“The programme distills our understanding of the climate system into easy-to-use tools which can help with real-world decision making. By putting all greenhouse gases on an equal footing, trade-offs can be assessed in sectors such as agriculture, which generates methane and nitrous oxide emissions, but contributes little to carbon dioxide emissions.”
Facilitating analysis and decision making
The web-based tools developed will mean that government decision makers and environmental policymakers can accurately evaluate the impact of different actions on temperature over different timescales. Unless decision makers are using climate models, which they fund through their own researchers, to simulate mitigation actions, or have their own analysts, this is currently not available to them.
The research will initially focus on the largest two contributors to current warming of the non-CO2 pollutants – methane and nitrous oxide – but will also consider aerosol, CFCs and their replacement HFCs, and other factors such as albedo (how reflective a surface is) and land-use changes
The project will involve collaboration with partners in Japan and New Zealand, along with colleagues at Cranfield, including the Sustainability Group in Cranfield School of Management.

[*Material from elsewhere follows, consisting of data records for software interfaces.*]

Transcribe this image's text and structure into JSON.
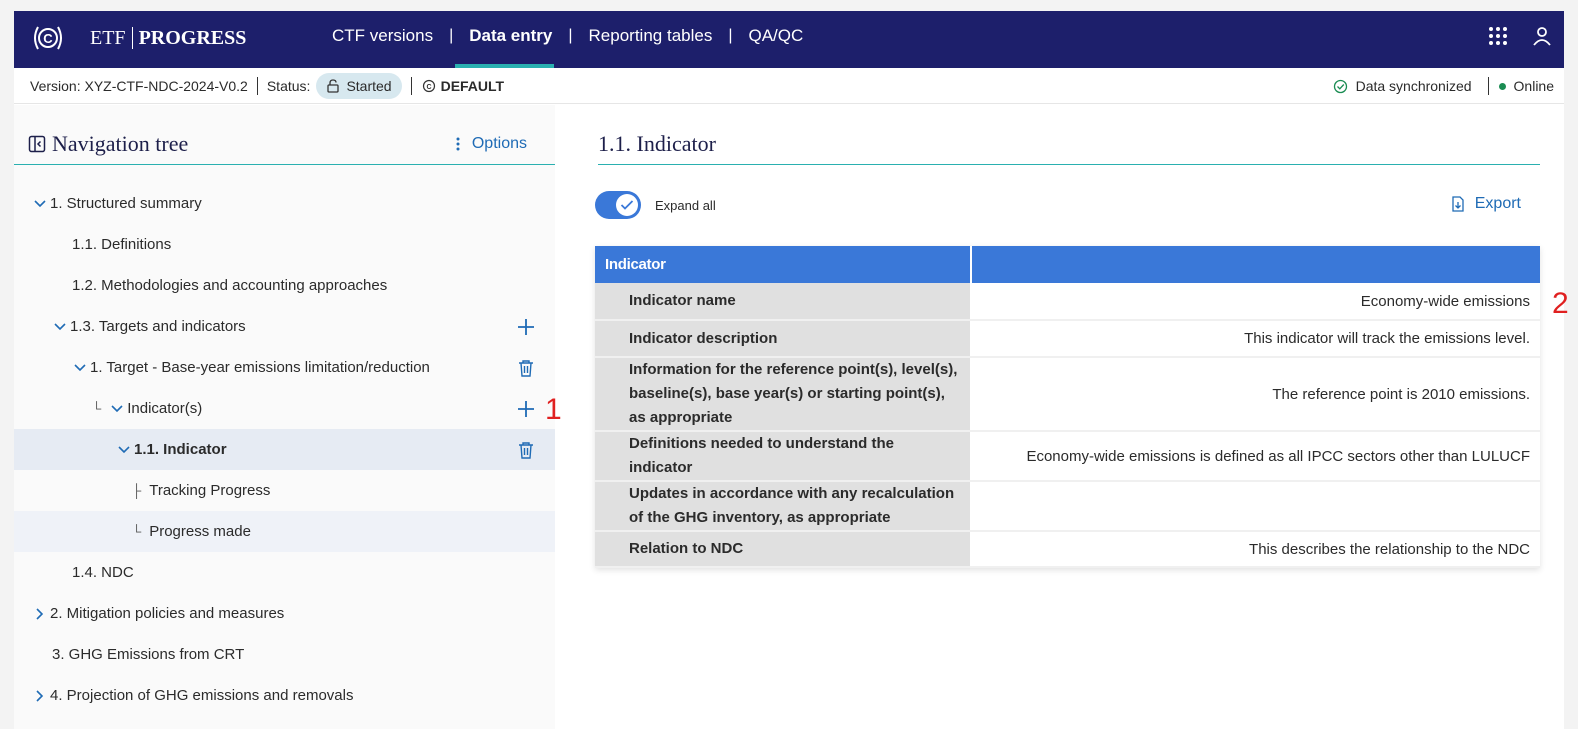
{
  "app": {
    "brand_part1": "ETF",
    "brand_part2": "PROGRESS",
    "tabs": [
      {
        "label": "CTF versions",
        "active": false
      },
      {
        "label": "Data entry",
        "active": true
      },
      {
        "label": "Reporting tables",
        "active": false
      },
      {
        "label": "QA/QC",
        "active": false
      }
    ],
    "separator": "|",
    "icons": [
      "apps-grid-icon",
      "user-icon"
    ],
    "colors": {
      "topbar": "#1d1f6b",
      "accent": "#2ab0b0",
      "primary": "#3a78d8",
      "link": "#1f6bb5"
    }
  },
  "status": {
    "version": "Version: XYZ-CTF-NDC-2024-V0.2",
    "status_label": "Status:",
    "status_value": "Started",
    "default_label": "DEFAULT",
    "sync": "Data synchronized",
    "online": "Online"
  },
  "sidebar": {
    "title": "Navigation tree",
    "options": "Options",
    "items": [
      {
        "label": "1. Structured summary",
        "chevron": "down",
        "action": ""
      },
      {
        "label": "1.1. Definitions",
        "chevron": "",
        "action": ""
      },
      {
        "label": "1.2. Methodologies and accounting approaches",
        "chevron": "",
        "action": ""
      },
      {
        "label": "1.3. Targets and indicators",
        "chevron": "down",
        "action": "add"
      },
      {
        "label": "1. Target - Base-year emissions limitation/reduction",
        "chevron": "down",
        "action": "delete"
      },
      {
        "label": "Indicator(s)",
        "chevron": "down",
        "action": "add",
        "connector": "└"
      },
      {
        "label": "1.1. Indicator",
        "chevron": "down",
        "action": "delete",
        "selected": true
      },
      {
        "label": "Tracking Progress",
        "chevron": "",
        "action": "",
        "connector": "├"
      },
      {
        "label": "Progress made",
        "chevron": "",
        "action": "",
        "connector": "└",
        "hover": true
      },
      {
        "label": "1.4. NDC",
        "chevron": "",
        "action": ""
      },
      {
        "label": "2. Mitigation policies and measures",
        "chevron": "right",
        "action": ""
      },
      {
        "label": "3. GHG Emissions from CRT",
        "chevron": "",
        "action": ""
      },
      {
        "label": "4. Projection of GHG emissions and removals",
        "chevron": "right",
        "action": ""
      }
    ]
  },
  "main": {
    "title": "1.1. Indicator",
    "expand_all": "Expand all",
    "expand_all_on": true,
    "export": "Export",
    "table": {
      "header": [
        "Indicator",
        ""
      ],
      "rows": [
        {
          "label": "Indicator name",
          "value": "Economy-wide emissions"
        },
        {
          "label": "Indicator description",
          "value": "This indicator will track the emissions level."
        },
        {
          "label": "Information for the reference point(s), level(s), baseline(s), base year(s) or starting point(s), as appropriate",
          "value": "The reference point is 2010 emissions."
        },
        {
          "label": "Definitions needed to understand the indicator",
          "value": "Economy-wide emissions is defined as all IPCC sectors other than LULUCF"
        },
        {
          "label": "Updates in accordance with any recalculation of the GHG inventory, as appropriate",
          "value": ""
        },
        {
          "label": "Relation to NDC",
          "value": "This describes the relationship to the NDC"
        }
      ]
    }
  },
  "annotations": {
    "a1": "1",
    "a2": "2"
  }
}
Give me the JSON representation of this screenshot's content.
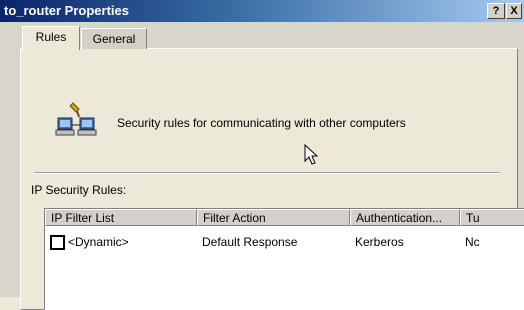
{
  "window": {
    "title": "to_router Properties",
    "help_label": "?",
    "close_label": "X"
  },
  "tabs": [
    {
      "label": "Rules",
      "selected": true
    },
    {
      "label": "General",
      "selected": false
    }
  ],
  "rules_panel": {
    "icon": "network-computers-icon",
    "description": "Security rules for communicating with other computers",
    "list_label": "IP Security Rules:",
    "columns": [
      "IP Filter List",
      "Filter Action",
      "Authentication...",
      "Tu"
    ],
    "rows": [
      {
        "checked": false,
        "filter_list": "<Dynamic>",
        "filter_action": "Default Response",
        "authentication": "Kerberos",
        "tunnel": "Nc"
      }
    ]
  },
  "colors": {
    "titlebar_start": "#0a246a",
    "titlebar_end": "#a6caf0",
    "dialog_face": "#ece9d8"
  }
}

UKRI Chief Executive, Professor Dame Ottoline Leyser, said: “The Future Leaders Fellowships provide researchers and innovators with the freedom and generous long-term support to progress adventurous new ideas, and to move across disciplinary boundaries and between academia and industry.”
The UKRI Future Leaders Fellowship scheme helps universities and businesses in the UK recruit, develop and retain the world’s best researchers and innovators, regardless of their background. Researchers can apply for substantial long-term funding to support their research or innovation and develop their careers, with each fellowship lasting four to seven years.
Notes for editors
UK Research and Innovation works in partnership with universities, research organisations, businesses, charities, and government to create the best possible environment for research and innovation to flourish. We aim to maximise the contribution of each of our component parts, working individually and collectively. We work with our many partners to benefit everyone through knowledge, talent and ideas.
Operating across the whole of the UK with a combined budget of more than £7 billion, UK Research and Innovation brings together the seven research councils, Innovate UK and Research England.
About Cranfield University
Cranfield University is a specialist postgraduate university that is a global leader for education and transformational research in technology and management.